**WORK ITEM:** Which lines of the data below hold "value"? Copy each of them.

**Excerpts from a dataset:**
# # # # # # #
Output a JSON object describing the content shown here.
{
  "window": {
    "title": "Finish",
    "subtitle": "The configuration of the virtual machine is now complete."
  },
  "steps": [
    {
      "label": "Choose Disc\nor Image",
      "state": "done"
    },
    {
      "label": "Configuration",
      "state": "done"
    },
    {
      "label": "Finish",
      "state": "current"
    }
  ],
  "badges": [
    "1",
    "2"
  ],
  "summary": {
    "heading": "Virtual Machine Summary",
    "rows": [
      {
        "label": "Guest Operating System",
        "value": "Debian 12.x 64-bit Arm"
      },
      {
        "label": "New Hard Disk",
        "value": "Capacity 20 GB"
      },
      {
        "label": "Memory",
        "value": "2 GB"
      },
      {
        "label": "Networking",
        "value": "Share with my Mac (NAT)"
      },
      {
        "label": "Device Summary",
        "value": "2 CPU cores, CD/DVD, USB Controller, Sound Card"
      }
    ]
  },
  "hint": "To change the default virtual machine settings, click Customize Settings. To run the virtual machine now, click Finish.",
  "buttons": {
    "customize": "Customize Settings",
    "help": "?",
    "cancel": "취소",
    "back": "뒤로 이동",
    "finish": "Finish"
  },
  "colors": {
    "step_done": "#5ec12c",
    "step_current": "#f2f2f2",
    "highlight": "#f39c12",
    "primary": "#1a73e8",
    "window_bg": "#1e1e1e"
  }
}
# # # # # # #
**RESPONSE TO THE TASK:**
        "value": "Debian 12.x 64-bit Arm"
        "value": "Capacity 20 GB"
        "value": "2 GB"
        "value": "Share with my Mac (NAT)"
        "value": "2 CPU cores, CD/DVD, USB Controller, Sound Card"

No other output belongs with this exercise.